• BRIEF: Among the entries below, find every line that has "text" and pull it out.

• Website and app data records:
--- START ---
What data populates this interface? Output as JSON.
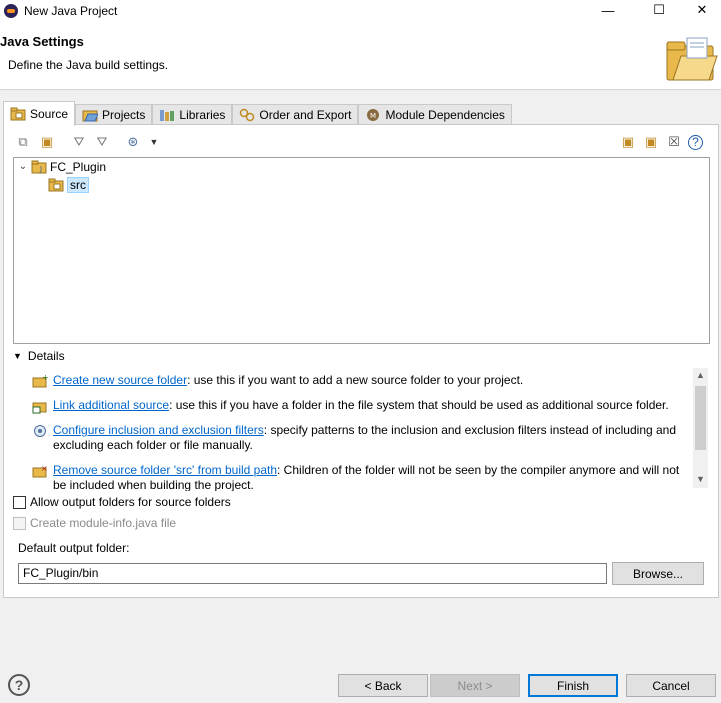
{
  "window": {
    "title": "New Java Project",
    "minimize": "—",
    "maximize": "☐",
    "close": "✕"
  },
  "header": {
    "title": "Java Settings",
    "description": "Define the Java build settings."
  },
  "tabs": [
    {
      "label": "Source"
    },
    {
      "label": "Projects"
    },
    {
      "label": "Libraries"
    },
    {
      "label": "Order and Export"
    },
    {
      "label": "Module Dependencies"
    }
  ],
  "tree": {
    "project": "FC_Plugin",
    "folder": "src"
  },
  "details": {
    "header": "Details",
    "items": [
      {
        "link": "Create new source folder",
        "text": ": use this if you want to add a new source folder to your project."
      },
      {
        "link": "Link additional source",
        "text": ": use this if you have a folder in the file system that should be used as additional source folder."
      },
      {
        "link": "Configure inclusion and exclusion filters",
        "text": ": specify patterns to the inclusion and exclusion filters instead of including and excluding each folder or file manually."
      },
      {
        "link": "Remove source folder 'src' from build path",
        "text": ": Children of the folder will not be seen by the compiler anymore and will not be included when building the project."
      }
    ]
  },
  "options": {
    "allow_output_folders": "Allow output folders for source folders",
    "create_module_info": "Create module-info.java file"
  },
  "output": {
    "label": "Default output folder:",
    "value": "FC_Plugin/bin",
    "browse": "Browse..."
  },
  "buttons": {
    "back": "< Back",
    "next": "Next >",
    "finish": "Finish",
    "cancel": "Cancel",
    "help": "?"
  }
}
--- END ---
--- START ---
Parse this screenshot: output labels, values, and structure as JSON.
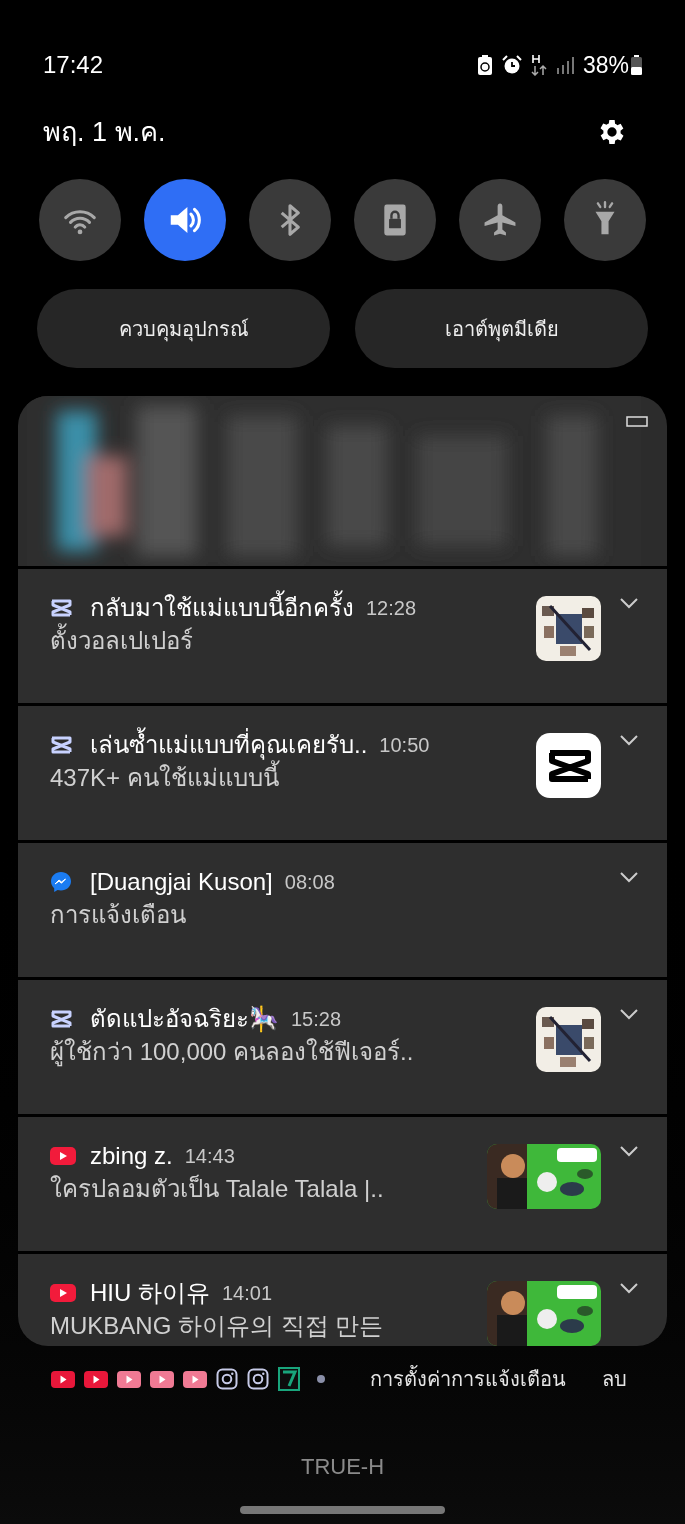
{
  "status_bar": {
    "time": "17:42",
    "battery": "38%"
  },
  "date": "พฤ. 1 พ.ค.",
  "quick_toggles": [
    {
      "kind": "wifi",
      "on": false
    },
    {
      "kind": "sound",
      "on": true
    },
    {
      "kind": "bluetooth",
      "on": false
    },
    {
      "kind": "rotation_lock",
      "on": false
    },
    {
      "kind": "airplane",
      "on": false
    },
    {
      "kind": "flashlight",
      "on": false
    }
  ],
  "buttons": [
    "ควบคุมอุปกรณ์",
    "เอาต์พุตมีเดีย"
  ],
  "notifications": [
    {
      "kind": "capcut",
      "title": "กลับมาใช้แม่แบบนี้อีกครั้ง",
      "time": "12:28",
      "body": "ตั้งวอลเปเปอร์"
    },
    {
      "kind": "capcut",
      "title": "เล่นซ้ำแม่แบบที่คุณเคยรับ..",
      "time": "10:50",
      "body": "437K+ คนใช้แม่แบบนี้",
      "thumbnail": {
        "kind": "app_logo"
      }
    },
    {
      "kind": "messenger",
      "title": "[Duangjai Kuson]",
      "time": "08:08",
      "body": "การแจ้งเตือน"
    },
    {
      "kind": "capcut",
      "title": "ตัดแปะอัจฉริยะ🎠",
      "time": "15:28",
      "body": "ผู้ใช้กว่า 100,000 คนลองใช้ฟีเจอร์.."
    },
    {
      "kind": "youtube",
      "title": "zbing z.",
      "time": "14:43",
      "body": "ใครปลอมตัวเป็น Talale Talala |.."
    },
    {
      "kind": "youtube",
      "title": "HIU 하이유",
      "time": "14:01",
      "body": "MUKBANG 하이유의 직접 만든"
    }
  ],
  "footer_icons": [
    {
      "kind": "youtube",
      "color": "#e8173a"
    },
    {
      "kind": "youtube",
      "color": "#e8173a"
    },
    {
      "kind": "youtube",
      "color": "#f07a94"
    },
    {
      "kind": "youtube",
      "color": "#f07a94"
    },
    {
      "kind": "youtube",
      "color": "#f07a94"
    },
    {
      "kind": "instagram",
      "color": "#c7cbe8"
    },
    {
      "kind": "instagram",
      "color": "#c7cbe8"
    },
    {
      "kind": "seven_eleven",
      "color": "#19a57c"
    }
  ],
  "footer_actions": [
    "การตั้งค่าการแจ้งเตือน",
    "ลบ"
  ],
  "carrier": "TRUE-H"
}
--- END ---
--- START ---
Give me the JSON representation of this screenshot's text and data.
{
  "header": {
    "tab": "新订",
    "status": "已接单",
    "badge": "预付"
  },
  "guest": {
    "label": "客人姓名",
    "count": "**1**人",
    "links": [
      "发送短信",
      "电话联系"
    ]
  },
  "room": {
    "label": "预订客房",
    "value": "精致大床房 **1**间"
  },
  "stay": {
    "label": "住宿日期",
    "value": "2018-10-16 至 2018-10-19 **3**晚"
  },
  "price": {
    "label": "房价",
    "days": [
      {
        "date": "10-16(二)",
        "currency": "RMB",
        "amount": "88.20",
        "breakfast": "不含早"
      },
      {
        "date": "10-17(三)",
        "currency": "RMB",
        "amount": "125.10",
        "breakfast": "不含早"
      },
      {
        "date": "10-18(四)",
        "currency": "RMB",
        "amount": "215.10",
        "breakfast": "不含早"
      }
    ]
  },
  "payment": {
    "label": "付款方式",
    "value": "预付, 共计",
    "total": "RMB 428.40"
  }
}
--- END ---
• RESULT OF THIS EXERCISE:
        "text": ": use this if you want to add a new source folder to your project."
        "text": ": use this if you have a folder in the file system that should be used as additional source folder."
        "text": ": specify patterns to the inclusion and exclusion filters instead of including and excluding each folder or file manually."
        "text": ": Children of the folder will not be seen by the compiler anymore and will not be included when building the project."
Give me the JSON representation of this screenshot's text and data.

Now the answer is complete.